** Data records follows **
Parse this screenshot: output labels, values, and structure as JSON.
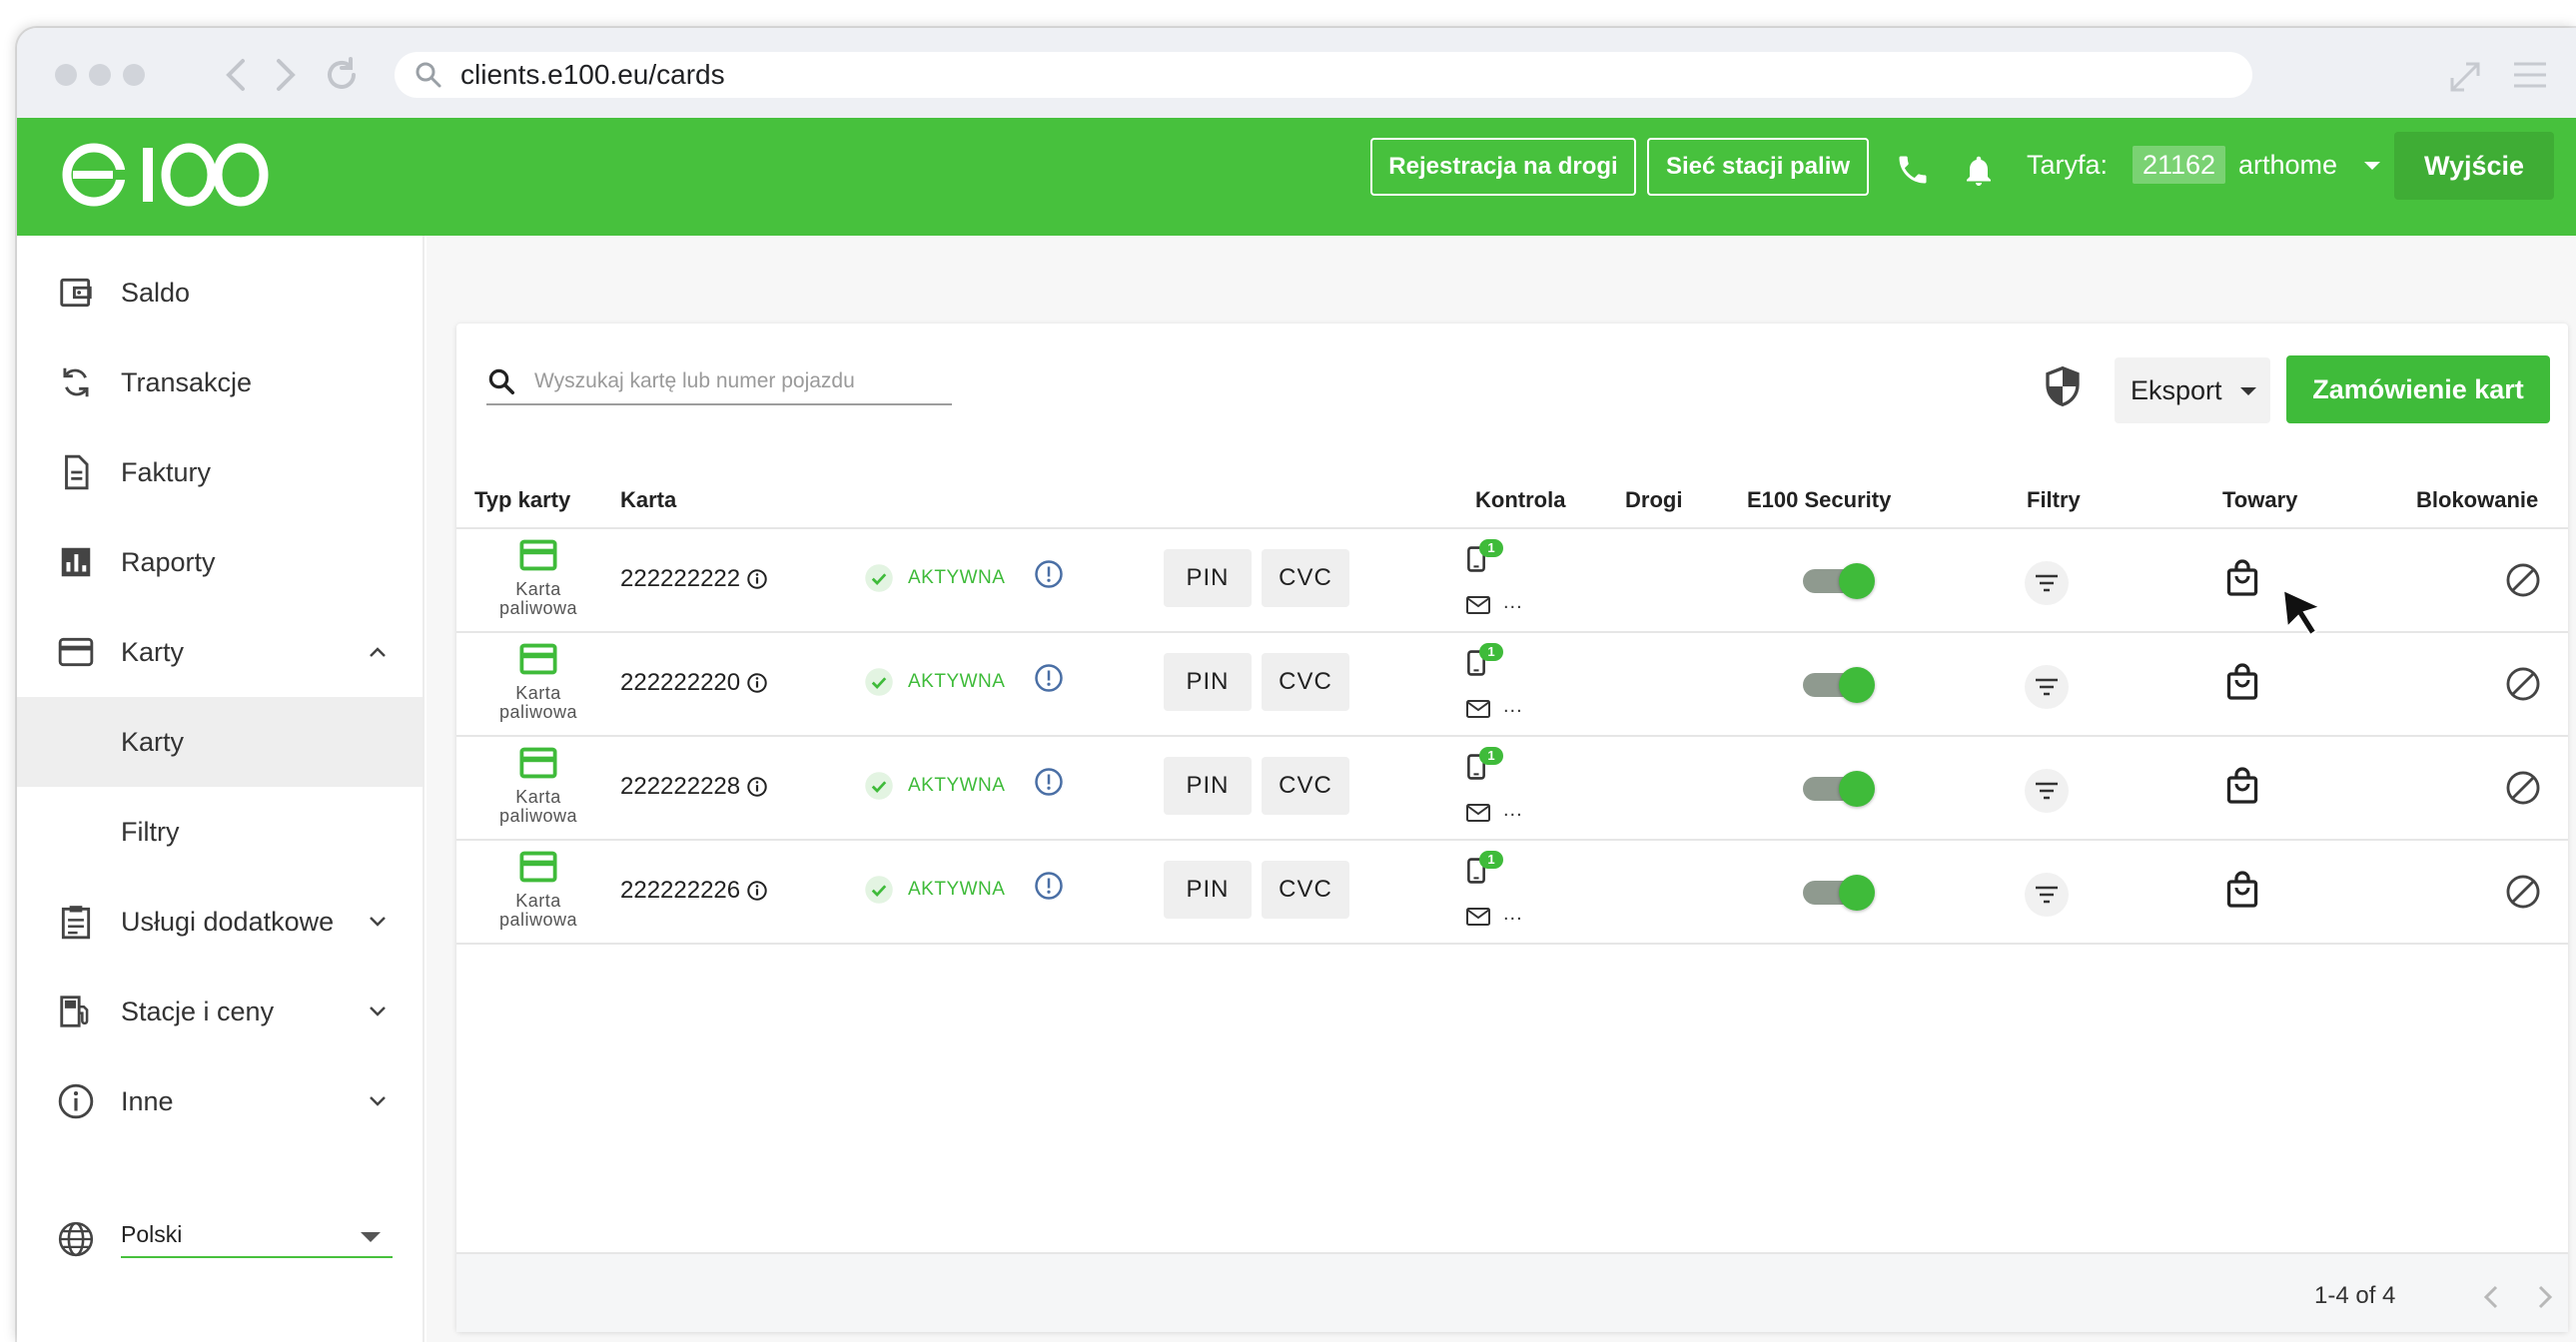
{
  "browser": {
    "url": "clients.e100.eu/cards"
  },
  "header": {
    "logo_text": "e100",
    "buttons": {
      "road_registration": "Rejestracja na drogi",
      "station_network": "Sieć stacji paliw"
    },
    "tariff_label": "Taryfa:",
    "tariff_value": "21162",
    "user_name": "arthome",
    "logout_label": "Wyjście"
  },
  "sidebar": {
    "items": [
      {
        "label": "Saldo",
        "icon": "wallet-icon"
      },
      {
        "label": "Transakcje",
        "icon": "refresh-icon"
      },
      {
        "label": "Faktury",
        "icon": "document-icon"
      },
      {
        "label": "Raporty",
        "icon": "chart-icon"
      },
      {
        "label": "Karty",
        "icon": "credit-card-icon"
      },
      {
        "label": "Karty"
      },
      {
        "label": "Filtry"
      },
      {
        "label": "Usługi dodatkowe",
        "icon": "clipboard-icon"
      },
      {
        "label": "Stacje i ceny",
        "icon": "fuel-station-icon"
      },
      {
        "label": "Inne",
        "icon": "info-icon"
      }
    ],
    "language": "Polski"
  },
  "toolbar": {
    "search_placeholder": "Wyszukaj kartę lub numer pojazdu",
    "export_label": "Eksport",
    "order_label": "Zamówienie kart"
  },
  "table": {
    "columns": [
      "Typ karty",
      "Karta",
      "Kontrola",
      "Drogi",
      "E100 Security",
      "Filtry",
      "Towary",
      "Blokowanie"
    ],
    "rows": [
      {
        "type_line1": "Karta",
        "type_line2": "paliwowa",
        "card": "222222222",
        "status": "AKTYWNA",
        "pin": "PIN",
        "cvc": "CVC",
        "badge": "1",
        "dots": "...",
        "security_on": true
      },
      {
        "type_line1": "Karta",
        "type_line2": "paliwowa",
        "card": "222222220",
        "status": "AKTYWNA",
        "pin": "PIN",
        "cvc": "CVC",
        "badge": "1",
        "dots": "...",
        "security_on": true
      },
      {
        "type_line1": "Karta",
        "type_line2": "paliwowa",
        "card": "222222228",
        "status": "AKTYWNA",
        "pin": "PIN",
        "cvc": "CVC",
        "badge": "1",
        "dots": "...",
        "security_on": true
      },
      {
        "type_line1": "Karta",
        "type_line2": "paliwowa",
        "card": "222222226",
        "status": "AKTYWNA",
        "pin": "PIN",
        "cvc": "CVC",
        "badge": "1",
        "dots": "...",
        "security_on": true
      }
    ]
  },
  "pagination": {
    "range_text": "1-4 of 4"
  },
  "colors": {
    "brand_green": "#47c13d",
    "button_green": "#3fbb3a",
    "status_green": "#3fbb3a"
  }
}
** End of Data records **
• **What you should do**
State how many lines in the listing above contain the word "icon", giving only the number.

• **Reply**
8